“Of the 3,750 [monkeypox] patients with information available, 120 cases were hospitalized (3.2%) and one case died,” the center said in a report, following a death in Brazil linked to the disease which was the first fatality outside of Africa.

An official would not give a specific cause of death pending the results of an autopsy.

First monkeypox death in South America

A 41-year-old man in Brazil has died of monkeypox, making him the first person outside Africa to be killed by the disease, local authorities have said.
The man, who local media said had serious immune system problems, died Thursday in Belo Horizonte, the capital of the southeastern state of Minas Gerais.
He was “receiving hospital treatment for other serious conditions,” the health ministry said in a statement.
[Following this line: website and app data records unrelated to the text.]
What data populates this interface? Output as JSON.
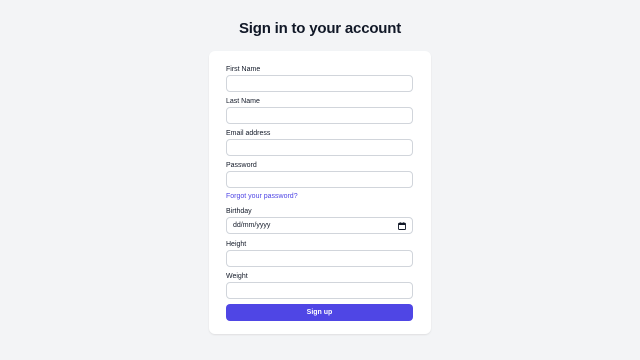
{
  "page": {
    "title": "Sign in to your account"
  },
  "form": {
    "first_name": {
      "label": "First Name",
      "value": ""
    },
    "last_name": {
      "label": "Last Name",
      "value": ""
    },
    "email": {
      "label": "Email address",
      "value": ""
    },
    "password": {
      "label": "Password",
      "value": ""
    },
    "forgot_link": "Forgot your password?",
    "birthday": {
      "label": "Birthday",
      "placeholder": "dd/mm/yyyy"
    },
    "height": {
      "label": "Height",
      "value": ""
    },
    "weight": {
      "label": "Weight",
      "value": ""
    },
    "submit_label": "Sign up"
  },
  "colors": {
    "accent": "#4f46e5",
    "background": "#f3f4f6"
  },
  "icons": {
    "birthday_picker": "calendar-icon"
  }
}
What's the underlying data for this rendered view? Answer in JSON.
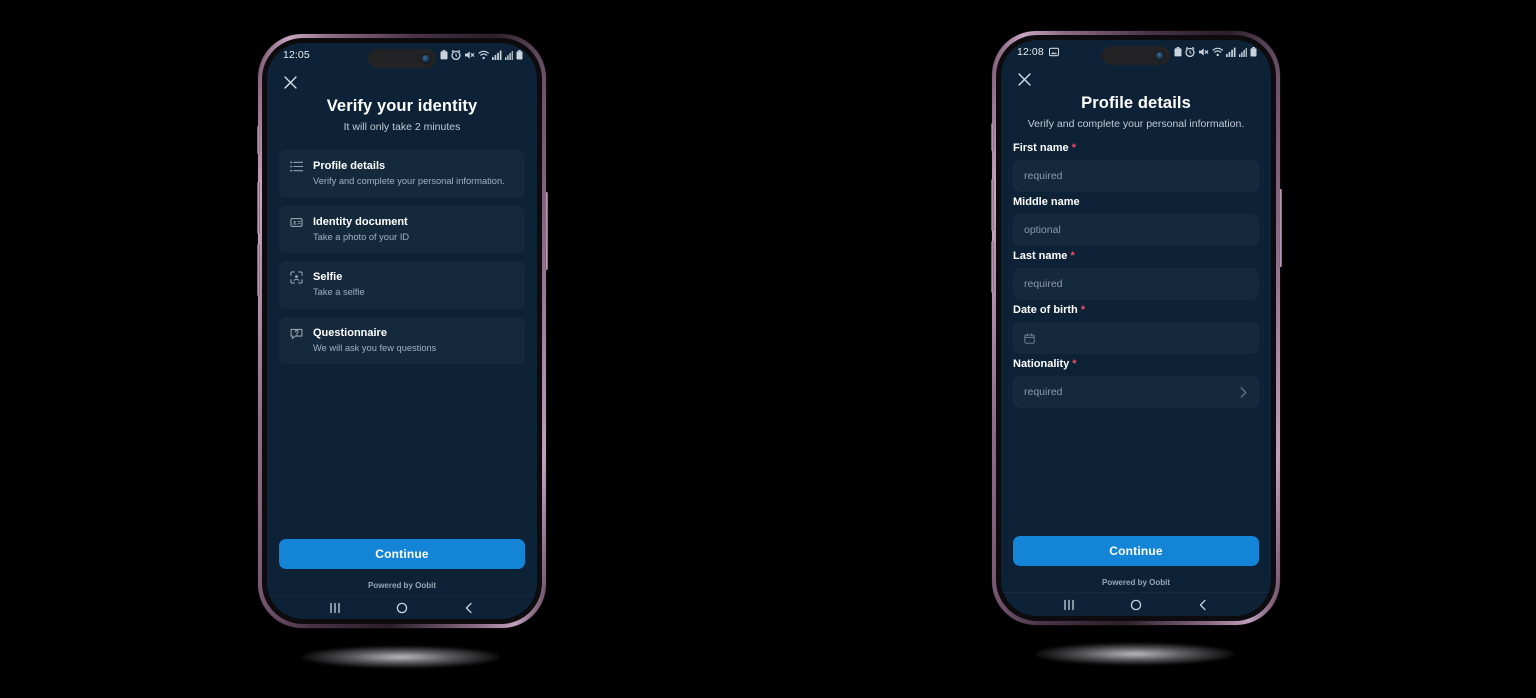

β€œIt is important to highlight that he had serious comorbidities, so as not to panic the population. The mortality rate is very low for monkeypox,” said Minas Gerais health secretary Fabio Baccheretti. , who added that the patient was undergoing treatment for cancer.

The Brazilian Ministry of Health has recorded nearly 1,000 cases of monkeypox, mostly in the states of Sao Paulo and Rio de Janeiro, which are also in the southeast of the country.
The first case was detected on June 10 in a man who had traveled to Europe.
Early signs of illness include high fever, swollen lymph nodes, and a chickenpox-like rash. The World Health Organization (WHO) declared the monkeypox outbreak a global health emergency last Saturday.
According to the WHO, more than 18,000 cases have been detected worldwide outside Africa since the beginning of May.

It has been detected in 78 countries with 70% of cases found in Europe and 25% in the Americas, WHO chief Tedros Adhanom Ghebreyesus said on Wednesday.